#### Problem to solve:
Which lines of the entries contain the word "Directory"? Please list them.

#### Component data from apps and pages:
^^^^^^^^

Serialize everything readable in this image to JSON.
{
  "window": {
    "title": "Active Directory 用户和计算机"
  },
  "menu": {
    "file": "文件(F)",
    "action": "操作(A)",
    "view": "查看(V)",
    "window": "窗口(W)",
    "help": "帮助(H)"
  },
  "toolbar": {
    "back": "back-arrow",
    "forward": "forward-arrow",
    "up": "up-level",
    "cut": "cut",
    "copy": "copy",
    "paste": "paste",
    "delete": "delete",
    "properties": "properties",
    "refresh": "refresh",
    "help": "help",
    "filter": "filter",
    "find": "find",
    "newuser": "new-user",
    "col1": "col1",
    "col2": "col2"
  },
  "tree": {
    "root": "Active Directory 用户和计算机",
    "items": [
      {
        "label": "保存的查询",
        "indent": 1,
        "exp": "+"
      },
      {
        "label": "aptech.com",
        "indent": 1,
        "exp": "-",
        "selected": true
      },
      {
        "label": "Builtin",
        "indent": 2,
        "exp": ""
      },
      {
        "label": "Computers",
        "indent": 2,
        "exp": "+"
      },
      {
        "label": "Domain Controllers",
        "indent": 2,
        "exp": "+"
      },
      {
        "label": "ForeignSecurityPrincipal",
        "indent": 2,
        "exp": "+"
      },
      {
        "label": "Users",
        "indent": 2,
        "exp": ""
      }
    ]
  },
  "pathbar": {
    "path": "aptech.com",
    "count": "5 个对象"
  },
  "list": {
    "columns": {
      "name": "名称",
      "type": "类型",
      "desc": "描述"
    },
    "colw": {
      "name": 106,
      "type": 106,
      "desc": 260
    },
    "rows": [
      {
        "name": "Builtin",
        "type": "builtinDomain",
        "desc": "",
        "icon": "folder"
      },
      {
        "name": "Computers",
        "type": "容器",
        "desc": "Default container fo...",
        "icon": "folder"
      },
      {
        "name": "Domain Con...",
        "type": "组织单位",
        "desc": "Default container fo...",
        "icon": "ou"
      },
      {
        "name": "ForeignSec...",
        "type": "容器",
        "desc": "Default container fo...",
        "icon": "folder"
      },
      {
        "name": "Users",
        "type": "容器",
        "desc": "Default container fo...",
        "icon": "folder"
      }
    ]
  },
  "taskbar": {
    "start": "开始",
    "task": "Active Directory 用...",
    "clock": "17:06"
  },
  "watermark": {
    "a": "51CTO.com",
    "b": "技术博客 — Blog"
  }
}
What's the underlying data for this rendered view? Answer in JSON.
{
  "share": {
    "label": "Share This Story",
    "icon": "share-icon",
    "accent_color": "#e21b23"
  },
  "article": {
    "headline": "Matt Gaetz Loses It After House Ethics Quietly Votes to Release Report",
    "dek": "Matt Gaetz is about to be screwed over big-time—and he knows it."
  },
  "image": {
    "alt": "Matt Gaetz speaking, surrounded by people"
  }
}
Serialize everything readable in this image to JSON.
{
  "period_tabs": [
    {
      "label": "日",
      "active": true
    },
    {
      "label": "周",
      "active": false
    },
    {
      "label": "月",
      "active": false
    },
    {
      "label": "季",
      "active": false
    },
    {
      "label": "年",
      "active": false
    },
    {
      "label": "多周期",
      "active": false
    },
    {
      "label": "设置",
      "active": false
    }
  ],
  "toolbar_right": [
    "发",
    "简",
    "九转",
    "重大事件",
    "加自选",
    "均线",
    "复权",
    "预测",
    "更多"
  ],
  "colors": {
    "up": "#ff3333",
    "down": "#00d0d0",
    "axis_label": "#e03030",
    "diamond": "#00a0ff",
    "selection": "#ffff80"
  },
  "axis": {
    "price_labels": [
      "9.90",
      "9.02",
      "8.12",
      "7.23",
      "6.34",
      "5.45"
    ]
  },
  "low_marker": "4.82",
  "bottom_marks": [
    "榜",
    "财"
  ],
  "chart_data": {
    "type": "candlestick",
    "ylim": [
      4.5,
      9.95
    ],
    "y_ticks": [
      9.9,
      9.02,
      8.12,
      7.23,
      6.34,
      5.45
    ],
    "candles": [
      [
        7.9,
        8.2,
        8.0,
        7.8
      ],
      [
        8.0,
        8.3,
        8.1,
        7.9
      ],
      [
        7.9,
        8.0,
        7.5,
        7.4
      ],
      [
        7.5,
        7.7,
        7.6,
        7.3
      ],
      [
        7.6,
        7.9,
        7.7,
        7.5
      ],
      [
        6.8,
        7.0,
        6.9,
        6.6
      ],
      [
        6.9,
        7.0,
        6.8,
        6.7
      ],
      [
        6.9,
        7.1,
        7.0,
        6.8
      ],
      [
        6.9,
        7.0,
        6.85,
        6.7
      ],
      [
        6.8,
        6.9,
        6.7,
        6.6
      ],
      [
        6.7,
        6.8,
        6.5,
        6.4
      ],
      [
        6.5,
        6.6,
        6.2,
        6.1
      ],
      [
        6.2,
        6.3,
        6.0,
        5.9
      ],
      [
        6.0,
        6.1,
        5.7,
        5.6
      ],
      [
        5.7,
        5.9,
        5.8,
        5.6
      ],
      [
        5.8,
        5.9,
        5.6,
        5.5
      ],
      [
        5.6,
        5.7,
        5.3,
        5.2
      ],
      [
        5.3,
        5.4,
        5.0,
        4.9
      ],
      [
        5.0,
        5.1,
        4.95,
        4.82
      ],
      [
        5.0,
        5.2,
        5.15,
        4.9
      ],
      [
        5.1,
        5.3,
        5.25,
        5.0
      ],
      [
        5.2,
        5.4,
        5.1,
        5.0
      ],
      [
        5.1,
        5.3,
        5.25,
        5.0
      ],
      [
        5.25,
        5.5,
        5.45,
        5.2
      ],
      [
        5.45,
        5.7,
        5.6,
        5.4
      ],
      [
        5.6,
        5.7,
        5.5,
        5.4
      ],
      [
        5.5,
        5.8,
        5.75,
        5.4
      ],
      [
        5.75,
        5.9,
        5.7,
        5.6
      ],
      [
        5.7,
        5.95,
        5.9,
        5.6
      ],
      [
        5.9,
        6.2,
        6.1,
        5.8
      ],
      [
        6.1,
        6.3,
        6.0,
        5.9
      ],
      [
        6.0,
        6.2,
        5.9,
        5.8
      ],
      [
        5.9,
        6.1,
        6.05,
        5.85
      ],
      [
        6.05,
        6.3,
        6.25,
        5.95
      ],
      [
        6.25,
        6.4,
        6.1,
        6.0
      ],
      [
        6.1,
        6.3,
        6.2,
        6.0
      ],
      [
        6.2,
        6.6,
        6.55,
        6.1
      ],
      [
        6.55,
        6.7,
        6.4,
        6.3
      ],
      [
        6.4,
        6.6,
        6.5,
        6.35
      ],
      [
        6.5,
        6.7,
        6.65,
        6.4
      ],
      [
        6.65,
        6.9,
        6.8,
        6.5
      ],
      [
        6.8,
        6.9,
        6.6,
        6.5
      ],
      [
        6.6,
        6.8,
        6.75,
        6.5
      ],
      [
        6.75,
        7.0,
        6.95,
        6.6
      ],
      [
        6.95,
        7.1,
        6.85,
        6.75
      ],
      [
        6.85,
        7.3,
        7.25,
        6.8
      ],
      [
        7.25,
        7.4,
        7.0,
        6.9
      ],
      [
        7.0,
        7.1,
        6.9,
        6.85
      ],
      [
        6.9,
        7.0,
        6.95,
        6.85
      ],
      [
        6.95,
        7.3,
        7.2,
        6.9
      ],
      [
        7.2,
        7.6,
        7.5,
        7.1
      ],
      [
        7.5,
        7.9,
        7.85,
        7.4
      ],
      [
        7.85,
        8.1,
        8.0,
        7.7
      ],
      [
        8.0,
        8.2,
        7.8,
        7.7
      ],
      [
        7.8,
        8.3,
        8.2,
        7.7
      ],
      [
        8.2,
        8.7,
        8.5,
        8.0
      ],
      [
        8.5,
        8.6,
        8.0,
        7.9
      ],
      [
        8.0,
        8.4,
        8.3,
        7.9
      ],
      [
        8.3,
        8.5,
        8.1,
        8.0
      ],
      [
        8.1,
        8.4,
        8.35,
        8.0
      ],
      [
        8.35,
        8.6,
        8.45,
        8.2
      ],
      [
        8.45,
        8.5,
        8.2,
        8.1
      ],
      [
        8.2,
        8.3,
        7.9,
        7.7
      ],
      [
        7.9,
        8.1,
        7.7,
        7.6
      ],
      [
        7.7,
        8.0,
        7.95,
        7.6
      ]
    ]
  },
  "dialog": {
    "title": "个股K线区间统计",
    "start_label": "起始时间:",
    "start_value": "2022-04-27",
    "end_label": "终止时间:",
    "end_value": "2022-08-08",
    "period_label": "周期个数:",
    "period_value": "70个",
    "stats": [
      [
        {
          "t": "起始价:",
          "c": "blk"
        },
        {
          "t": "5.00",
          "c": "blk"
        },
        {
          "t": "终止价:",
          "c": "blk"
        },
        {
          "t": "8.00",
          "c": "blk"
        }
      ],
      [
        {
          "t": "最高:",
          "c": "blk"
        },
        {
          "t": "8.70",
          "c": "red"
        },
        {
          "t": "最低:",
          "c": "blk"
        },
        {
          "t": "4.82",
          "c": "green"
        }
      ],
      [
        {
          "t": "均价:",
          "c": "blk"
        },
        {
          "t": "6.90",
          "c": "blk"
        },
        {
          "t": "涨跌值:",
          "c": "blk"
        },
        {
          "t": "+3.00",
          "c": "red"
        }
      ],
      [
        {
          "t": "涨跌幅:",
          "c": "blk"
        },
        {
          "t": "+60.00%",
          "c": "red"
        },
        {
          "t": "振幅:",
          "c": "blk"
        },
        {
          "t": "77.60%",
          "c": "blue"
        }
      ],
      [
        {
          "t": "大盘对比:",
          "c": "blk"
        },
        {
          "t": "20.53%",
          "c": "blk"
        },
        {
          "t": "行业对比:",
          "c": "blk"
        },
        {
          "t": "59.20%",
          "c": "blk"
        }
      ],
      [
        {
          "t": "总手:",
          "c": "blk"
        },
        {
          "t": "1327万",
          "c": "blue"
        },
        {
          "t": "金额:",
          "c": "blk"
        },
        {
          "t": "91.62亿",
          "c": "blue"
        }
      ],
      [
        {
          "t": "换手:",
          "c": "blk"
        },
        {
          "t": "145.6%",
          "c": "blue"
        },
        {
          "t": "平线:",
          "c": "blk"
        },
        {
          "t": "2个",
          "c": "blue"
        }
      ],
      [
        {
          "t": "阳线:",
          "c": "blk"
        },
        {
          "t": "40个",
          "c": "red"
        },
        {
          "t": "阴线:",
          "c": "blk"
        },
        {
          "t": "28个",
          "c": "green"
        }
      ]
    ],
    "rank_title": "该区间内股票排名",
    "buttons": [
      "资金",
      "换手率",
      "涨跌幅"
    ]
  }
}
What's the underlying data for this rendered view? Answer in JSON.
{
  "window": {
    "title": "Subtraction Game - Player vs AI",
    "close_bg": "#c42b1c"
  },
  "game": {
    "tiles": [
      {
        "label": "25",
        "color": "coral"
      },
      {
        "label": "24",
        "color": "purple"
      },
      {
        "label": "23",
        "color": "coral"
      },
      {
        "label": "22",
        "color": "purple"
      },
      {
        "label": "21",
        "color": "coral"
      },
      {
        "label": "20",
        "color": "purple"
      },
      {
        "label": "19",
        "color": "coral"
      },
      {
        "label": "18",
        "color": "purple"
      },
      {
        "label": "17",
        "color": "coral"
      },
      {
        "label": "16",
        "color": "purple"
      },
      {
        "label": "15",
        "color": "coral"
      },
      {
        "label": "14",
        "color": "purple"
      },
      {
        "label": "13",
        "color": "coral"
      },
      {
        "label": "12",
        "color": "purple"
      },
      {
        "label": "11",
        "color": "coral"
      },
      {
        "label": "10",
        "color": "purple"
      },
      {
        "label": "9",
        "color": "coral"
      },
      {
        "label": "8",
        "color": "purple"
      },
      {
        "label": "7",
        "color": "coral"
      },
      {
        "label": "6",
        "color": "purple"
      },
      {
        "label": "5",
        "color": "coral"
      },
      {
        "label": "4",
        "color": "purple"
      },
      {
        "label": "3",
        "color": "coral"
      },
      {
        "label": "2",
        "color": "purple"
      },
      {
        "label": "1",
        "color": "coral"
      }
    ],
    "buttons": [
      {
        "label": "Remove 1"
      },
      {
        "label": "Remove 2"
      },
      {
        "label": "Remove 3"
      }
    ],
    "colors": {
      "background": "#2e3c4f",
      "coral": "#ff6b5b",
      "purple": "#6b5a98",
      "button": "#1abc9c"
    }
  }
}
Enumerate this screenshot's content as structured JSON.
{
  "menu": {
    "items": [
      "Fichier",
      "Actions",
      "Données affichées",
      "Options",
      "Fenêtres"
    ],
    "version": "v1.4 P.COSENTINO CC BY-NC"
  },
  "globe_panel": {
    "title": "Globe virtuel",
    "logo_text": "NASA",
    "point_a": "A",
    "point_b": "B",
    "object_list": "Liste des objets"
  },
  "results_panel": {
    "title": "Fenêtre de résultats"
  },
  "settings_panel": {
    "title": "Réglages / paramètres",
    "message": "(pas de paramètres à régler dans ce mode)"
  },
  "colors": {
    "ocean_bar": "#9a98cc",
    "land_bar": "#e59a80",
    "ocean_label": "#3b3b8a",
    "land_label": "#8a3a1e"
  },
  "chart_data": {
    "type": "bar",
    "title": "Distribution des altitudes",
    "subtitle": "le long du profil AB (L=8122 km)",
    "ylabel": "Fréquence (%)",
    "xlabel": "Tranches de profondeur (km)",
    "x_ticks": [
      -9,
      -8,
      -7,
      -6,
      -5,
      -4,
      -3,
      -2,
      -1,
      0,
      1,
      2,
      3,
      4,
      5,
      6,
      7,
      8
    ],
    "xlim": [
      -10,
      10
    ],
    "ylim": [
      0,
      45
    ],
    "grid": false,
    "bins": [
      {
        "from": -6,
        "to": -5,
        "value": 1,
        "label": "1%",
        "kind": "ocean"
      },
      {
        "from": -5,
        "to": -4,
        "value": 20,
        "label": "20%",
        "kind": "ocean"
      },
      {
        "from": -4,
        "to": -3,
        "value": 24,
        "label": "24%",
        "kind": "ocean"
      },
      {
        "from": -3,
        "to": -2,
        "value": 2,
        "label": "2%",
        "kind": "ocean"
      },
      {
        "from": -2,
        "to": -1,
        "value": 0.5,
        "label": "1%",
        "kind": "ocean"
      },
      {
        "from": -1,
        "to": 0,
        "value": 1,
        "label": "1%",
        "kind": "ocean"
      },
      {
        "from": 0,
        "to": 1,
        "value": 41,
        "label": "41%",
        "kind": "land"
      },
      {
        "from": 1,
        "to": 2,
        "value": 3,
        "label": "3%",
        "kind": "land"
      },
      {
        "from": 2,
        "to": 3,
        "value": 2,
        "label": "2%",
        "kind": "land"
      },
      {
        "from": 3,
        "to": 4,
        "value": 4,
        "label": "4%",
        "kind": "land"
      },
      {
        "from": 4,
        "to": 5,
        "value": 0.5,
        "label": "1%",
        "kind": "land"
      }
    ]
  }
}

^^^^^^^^

#### Answer space:
    "title": "Active Directory 用户和计算机"
    "root": "Active Directory 用户和计算机",
    "task": "Active Directory 用...",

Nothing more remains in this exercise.